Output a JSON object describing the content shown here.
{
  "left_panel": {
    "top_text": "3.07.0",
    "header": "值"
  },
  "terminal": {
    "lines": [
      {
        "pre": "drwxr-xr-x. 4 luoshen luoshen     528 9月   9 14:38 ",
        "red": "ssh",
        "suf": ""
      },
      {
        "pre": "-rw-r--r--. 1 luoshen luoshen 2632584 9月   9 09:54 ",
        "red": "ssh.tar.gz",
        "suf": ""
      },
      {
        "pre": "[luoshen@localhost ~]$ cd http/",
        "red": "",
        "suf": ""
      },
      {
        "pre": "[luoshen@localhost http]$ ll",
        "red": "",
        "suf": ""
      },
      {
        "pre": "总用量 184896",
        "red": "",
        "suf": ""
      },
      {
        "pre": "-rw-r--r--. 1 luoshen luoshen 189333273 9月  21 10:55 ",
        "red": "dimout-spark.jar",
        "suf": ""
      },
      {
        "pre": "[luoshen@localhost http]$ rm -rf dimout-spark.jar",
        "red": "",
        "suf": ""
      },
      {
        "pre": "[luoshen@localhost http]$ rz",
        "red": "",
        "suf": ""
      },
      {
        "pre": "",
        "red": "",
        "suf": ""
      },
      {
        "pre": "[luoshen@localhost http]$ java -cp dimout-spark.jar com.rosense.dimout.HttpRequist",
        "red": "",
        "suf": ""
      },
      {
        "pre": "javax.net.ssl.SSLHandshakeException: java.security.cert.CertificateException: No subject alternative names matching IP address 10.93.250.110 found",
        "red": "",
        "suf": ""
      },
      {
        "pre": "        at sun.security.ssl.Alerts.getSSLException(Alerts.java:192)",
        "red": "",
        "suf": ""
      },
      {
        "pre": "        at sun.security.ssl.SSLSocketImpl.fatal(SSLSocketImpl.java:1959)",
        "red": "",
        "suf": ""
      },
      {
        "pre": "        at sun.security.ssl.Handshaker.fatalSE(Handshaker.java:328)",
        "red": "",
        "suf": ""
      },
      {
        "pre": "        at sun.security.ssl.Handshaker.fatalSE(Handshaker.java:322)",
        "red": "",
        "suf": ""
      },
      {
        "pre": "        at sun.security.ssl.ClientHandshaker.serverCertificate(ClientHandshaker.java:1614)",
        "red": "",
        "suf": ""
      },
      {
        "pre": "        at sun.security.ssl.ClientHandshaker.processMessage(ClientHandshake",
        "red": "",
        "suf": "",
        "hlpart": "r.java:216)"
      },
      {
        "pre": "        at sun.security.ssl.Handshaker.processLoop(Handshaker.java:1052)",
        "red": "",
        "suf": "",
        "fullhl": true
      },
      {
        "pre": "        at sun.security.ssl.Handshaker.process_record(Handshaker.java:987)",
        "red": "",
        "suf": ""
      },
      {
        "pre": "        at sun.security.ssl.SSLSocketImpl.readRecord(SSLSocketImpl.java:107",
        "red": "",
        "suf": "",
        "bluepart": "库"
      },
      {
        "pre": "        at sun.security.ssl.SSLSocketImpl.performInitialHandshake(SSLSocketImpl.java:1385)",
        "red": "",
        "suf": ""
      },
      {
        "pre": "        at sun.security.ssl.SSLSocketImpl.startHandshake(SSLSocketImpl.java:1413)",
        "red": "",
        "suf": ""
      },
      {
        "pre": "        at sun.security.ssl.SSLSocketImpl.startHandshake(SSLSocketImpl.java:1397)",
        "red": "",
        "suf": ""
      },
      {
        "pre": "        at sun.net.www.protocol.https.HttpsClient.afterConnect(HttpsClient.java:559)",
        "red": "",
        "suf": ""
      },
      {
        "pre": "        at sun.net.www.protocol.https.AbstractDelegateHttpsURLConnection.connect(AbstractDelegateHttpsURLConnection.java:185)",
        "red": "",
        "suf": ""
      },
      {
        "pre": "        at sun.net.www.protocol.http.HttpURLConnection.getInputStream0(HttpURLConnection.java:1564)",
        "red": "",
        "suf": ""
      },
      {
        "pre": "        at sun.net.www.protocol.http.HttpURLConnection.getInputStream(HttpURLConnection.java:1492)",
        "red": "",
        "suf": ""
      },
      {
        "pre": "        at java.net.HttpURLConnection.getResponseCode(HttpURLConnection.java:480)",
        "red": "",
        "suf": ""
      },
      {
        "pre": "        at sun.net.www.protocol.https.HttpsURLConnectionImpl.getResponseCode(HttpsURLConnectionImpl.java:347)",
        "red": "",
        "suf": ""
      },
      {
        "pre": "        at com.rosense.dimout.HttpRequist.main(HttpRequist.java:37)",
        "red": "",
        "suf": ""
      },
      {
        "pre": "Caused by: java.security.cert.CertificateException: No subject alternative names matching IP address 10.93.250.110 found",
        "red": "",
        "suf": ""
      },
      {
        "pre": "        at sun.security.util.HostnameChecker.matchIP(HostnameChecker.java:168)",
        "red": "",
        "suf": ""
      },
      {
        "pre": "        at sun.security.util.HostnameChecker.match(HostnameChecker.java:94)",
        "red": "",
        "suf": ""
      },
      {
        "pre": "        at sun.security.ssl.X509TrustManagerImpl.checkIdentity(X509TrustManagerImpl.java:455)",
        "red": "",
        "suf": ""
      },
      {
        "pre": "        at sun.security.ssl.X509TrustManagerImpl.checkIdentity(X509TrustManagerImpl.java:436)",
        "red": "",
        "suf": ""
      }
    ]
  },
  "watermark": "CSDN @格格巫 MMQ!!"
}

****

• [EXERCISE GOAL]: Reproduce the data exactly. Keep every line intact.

• [WRITTEN ANSWER]:
Output a JSON object describing the content shown here.
{
  "left_panel": {
    "top_text": "3.07.0",
    "header": "值"
  },
  "terminal": {
    "lines": [
      {
        "pre": "drwxr-xr-x. 4 luoshen luoshen     528 9月   9 14:38 ",
        "red": "ssh",
        "suf": ""
      },
      {
        "pre": "-rw-r--r--. 1 luoshen luoshen 2632584 9月   9 09:54 ",
        "red": "ssh.tar.gz",
        "suf": ""
      },
      {
        "pre": "[luoshen@localhost ~]$ cd http/",
        "red": "",
        "suf": ""
      },
      {
        "pre": "[luoshen@localhost http]$ ll",
        "red": "",
        "suf": ""
      },
      {
        "pre": "总用量 184896",
        "red": "",
        "suf": ""
      },
      {
        "pre": "-rw-r--r--. 1 luoshen luoshen 189333273 9月  21 10:55 ",
        "red": "dimout-spark.jar",
        "suf": ""
      },
      {
        "pre": "[luoshen@localhost http]$ rm -rf dimout-spark.jar",
        "red": "",
        "suf": ""
      },
      {
        "pre": "[luoshen@localhost http]$ rz",
        "red": "",
        "suf": ""
      },
      {
        "pre": "",
        "red": "",
        "suf": ""
      },
      {
        "pre": "[luoshen@localhost http]$ java -cp dimout-spark.jar com.rosense.dimout.HttpRequist",
        "red": "",
        "suf": ""
      },
      {
        "pre": "javax.net.ssl.SSLHandshakeException: java.security.cert.CertificateException: No subject alternative names matching IP address 10.93.250.110 found",
        "red": "",
        "suf": ""
      },
      {
        "pre": "        at sun.security.ssl.Alerts.getSSLException(Alerts.java:192)",
        "red": "",
        "suf": ""
      },
      {
        "pre": "        at sun.security.ssl.SSLSocketImpl.fatal(SSLSocketImpl.java:1959)",
        "red": "",
        "suf": ""
      },
      {
        "pre": "        at sun.security.ssl.Handshaker.fatalSE(Handshaker.java:328)",
        "red": "",
        "suf": ""
      },
      {
        "pre": "        at sun.security.ssl.Handshaker.fatalSE(Handshaker.java:322)",
        "red": "",
        "suf": ""
      },
      {
        "pre": "        at sun.security.ssl.ClientHandshaker.serverCertificate(ClientHandshaker.java:1614)",
        "red": "",
        "suf": ""
      },
      {
        "pre": "        at sun.security.ssl.ClientHandshaker.processMessage(ClientHandshake",
        "red": "",
        "suf": "",
        "hlpart": "r.java:216)"
      },
      {
        "pre": "        at sun.security.ssl.Handshaker.processLoop(Handshaker.java:1052)",
        "red": "",
        "suf": "",
        "fullhl": true
      },
      {
        "pre": "        at sun.security.ssl.Handshaker.process_record(Handshaker.java:987)",
        "red": "",
        "suf": ""
      },
      {
        "pre": "        at sun.security.ssl.SSLSocketImpl.readRecord(SSLSocketImpl.java:107",
        "red": "",
        "suf": "",
        "bluepart": "库"
      },
      {
        "pre": "        at sun.security.ssl.SSLSocketImpl.performInitialHandshake(SSLSocketImpl.java:1385)",
        "red": "",
        "suf": ""
      },
      {
        "pre": "        at sun.security.ssl.SSLSocketImpl.startHandshake(SSLSocketImpl.java:1413)",
        "red": "",
        "suf": ""
      },
      {
        "pre": "        at sun.security.ssl.SSLSocketImpl.startHandshake(SSLSocketImpl.java:1397)",
        "red": "",
        "suf": ""
      },
      {
        "pre": "        at sun.net.www.protocol.https.HttpsClient.afterConnect(HttpsClient.java:559)",
        "red": "",
        "suf": ""
      },
      {
        "pre": "        at sun.net.www.protocol.https.AbstractDelegateHttpsURLConnection.connect(AbstractDelegateHttpsURLConnection.java:185)",
        "red": "",
        "suf": ""
      },
      {
        "pre": "        at sun.net.www.protocol.http.HttpURLConnection.getInputStream0(HttpURLConnection.java:1564)",
        "red": "",
        "suf": ""
      },
      {
        "pre": "        at sun.net.www.protocol.http.HttpURLConnection.getInputStream(HttpURLConnection.java:1492)",
        "red": "",
        "suf": ""
      },
      {
        "pre": "        at java.net.HttpURLConnection.getResponseCode(HttpURLConnection.java:480)",
        "red": "",
        "suf": ""
      },
      {
        "pre": "        at sun.net.www.protocol.https.HttpsURLConnectionImpl.getResponseCode(HttpsURLConnectionImpl.java:347)",
        "red": "",
        "suf": ""
      },
      {
        "pre": "        at com.rosense.dimout.HttpRequist.main(HttpRequist.java:37)",
        "red": "",
        "suf": ""
      },
      {
        "pre": "Caused by: java.security.cert.CertificateException: No subject alternative names matching IP address 10.93.250.110 found",
        "red": "",
        "suf": ""
      },
      {
        "pre": "        at sun.security.util.HostnameChecker.matchIP(HostnameChecker.java:168)",
        "red": "",
        "suf": ""
      },
      {
        "pre": "        at sun.security.util.HostnameChecker.match(HostnameChecker.java:94)",
        "red": "",
        "suf": ""
      },
      {
        "pre": "        at sun.security.ssl.X509TrustManagerImpl.checkIdentity(X509TrustManagerImpl.java:455)",
        "red": "",
        "suf": ""
      },
      {
        "pre": "        at sun.security.ssl.X509TrustManagerImpl.checkIdentity(X509TrustManagerImpl.java:436)",
        "red": "",
        "suf": ""
      }
    ]
  },
  "watermark": "CSDN @格格巫 MMQ!!"
}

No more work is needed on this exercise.